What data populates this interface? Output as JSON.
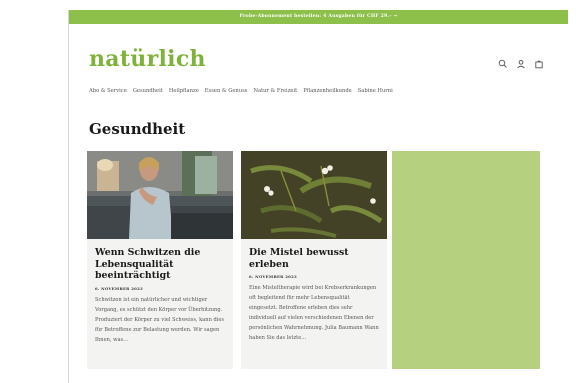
{
  "announcement": "Probe-Abonnement bestellen: 4 Ausgaben für CHF 29.– →",
  "logo": "natürlich",
  "nav": [
    "Abo & Service",
    "Gesundheit",
    "Heilpflanze",
    "Essen & Genuss",
    "Natur & Freizeit",
    "Pflanzenheilkunde",
    "Sabine Hurni"
  ],
  "icons": [
    "search-icon",
    "user-icon",
    "cart-icon"
  ],
  "page_title": "Gesundheit",
  "articles": [
    {
      "title": "Wenn Schwitzen die Lebensqualität beeinträchtigt",
      "date": "6. NOVEMBER 2023",
      "excerpt": "Schwitzen ist ein natürlicher und wichtiger Vorgang, es schützt den Körper vor Überhitzung. Produziert der Körper zu viel Schweiss, kann dies für Betroffene zur Belastung werden. Wir sagen Ihnen, was..."
    },
    {
      "title": "Die Mistel bewusst erleben",
      "date": "6. NOVEMBER 2023",
      "excerpt": "Eine Misteltherapie wird bei Krebserkrankungen oft begleitend für mehr Lebensqualität eingesetzt. Betroffene erleben dies sehr individuell auf vielen verschiedenen Ebenen der persönlichen Wahrnehmung. Julia Baumann Wann haben Sie das letzte..."
    }
  ],
  "colors": {
    "accent": "#8cc04a",
    "logo": "#7fb23a",
    "panel": "#b5d17f"
  }
}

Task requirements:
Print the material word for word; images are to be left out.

Solution:
What data populates this interface? Output as JSON.
{
  "announcement": "Probe-Abonnement bestellen: 4 Ausgaben für CHF 29.– →",
  "logo": "natürlich",
  "nav": [
    "Abo & Service",
    "Gesundheit",
    "Heilpflanze",
    "Essen & Genuss",
    "Natur & Freizeit",
    "Pflanzenheilkunde",
    "Sabine Hurni"
  ],
  "icons": [
    "search-icon",
    "user-icon",
    "cart-icon"
  ],
  "page_title": "Gesundheit",
  "articles": [
    {
      "title": "Wenn Schwitzen die Lebensqualität beeinträchtigt",
      "date": "6. NOVEMBER 2023",
      "excerpt": "Schwitzen ist ein natürlicher und wichtiger Vorgang, es schützt den Körper vor Überhitzung. Produziert der Körper zu viel Schweiss, kann dies für Betroffene zur Belastung werden. Wir sagen Ihnen, was..."
    },
    {
      "title": "Die Mistel bewusst erleben",
      "date": "6. NOVEMBER 2023",
      "excerpt": "Eine Misteltherapie wird bei Krebserkrankungen oft begleitend für mehr Lebensqualität eingesetzt. Betroffene erleben dies sehr individuell auf vielen verschiedenen Ebenen der persönlichen Wahrnehmung. Julia Baumann Wann haben Sie das letzte..."
    }
  ],
  "colors": {
    "accent": "#8cc04a",
    "logo": "#7fb23a",
    "panel": "#b5d17f"
  }
}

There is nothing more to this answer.